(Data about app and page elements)
□ □ □ □ □ □ □
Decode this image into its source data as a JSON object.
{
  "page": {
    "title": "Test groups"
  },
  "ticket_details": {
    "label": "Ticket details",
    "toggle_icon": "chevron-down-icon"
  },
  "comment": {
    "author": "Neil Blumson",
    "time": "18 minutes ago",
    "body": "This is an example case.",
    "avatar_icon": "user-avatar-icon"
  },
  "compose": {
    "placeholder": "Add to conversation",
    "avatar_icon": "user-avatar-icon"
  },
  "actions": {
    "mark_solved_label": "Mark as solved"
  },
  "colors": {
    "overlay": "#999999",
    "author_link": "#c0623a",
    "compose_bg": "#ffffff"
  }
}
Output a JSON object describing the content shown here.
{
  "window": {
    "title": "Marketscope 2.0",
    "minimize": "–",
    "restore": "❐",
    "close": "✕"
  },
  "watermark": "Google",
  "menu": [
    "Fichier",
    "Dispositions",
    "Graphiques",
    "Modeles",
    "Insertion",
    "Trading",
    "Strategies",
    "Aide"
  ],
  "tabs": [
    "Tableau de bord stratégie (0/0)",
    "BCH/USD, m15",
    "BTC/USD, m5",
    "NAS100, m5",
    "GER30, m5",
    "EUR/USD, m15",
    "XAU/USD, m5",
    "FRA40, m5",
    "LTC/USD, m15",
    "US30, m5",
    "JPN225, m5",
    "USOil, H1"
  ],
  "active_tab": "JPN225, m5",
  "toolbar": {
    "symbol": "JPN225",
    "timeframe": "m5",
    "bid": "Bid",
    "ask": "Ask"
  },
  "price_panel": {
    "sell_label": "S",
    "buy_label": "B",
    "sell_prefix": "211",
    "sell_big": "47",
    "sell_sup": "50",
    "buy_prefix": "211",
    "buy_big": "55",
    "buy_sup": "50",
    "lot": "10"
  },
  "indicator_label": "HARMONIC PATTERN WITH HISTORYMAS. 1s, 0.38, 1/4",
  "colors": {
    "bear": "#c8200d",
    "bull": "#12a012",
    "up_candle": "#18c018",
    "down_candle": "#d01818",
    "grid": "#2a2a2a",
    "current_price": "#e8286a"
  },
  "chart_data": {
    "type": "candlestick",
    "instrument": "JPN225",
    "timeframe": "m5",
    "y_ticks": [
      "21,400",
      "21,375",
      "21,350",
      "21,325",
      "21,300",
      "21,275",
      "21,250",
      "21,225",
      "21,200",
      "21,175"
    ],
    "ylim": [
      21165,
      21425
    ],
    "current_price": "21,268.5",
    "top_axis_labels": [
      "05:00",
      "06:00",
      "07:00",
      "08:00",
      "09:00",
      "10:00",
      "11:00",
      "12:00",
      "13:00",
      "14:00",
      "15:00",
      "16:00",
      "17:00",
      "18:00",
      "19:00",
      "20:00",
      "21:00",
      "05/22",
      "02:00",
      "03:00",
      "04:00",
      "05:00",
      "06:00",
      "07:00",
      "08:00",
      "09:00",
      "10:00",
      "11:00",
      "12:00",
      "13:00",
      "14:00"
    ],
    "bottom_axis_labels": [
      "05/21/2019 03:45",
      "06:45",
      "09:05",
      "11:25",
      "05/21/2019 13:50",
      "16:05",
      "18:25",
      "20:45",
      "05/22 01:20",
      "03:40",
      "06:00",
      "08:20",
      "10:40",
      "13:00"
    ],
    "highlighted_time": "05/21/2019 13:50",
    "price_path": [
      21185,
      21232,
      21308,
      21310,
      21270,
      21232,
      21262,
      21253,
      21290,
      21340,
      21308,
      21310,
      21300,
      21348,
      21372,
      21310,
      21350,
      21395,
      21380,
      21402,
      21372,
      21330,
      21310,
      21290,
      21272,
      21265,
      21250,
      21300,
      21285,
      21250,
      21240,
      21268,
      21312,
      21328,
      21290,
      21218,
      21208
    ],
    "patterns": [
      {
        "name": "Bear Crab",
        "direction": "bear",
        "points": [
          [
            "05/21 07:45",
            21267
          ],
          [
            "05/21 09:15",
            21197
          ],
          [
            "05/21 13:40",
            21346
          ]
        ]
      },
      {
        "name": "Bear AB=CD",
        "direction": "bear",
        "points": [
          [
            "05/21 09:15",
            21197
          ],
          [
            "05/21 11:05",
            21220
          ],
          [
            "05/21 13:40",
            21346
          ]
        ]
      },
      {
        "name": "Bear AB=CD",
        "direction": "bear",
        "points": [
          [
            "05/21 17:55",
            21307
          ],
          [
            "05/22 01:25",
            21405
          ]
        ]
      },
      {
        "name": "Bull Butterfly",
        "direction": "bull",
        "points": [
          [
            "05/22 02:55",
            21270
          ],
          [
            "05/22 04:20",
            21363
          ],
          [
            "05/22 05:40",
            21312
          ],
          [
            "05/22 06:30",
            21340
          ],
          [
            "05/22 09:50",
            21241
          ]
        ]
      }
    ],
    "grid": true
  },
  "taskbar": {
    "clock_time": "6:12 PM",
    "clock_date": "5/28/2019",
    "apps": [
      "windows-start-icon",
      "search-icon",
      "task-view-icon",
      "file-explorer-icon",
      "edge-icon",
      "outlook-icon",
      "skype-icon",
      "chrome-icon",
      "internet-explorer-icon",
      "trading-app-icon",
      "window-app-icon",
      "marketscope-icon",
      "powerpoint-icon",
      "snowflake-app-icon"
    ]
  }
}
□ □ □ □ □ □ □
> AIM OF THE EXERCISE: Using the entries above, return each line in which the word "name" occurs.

> FINISHED EXERCISE:
        "name": "Bear Crab",
        "name": "Bear AB=CD",
        "name": "Bear AB=CD",
        "name": "Bull Butterfly",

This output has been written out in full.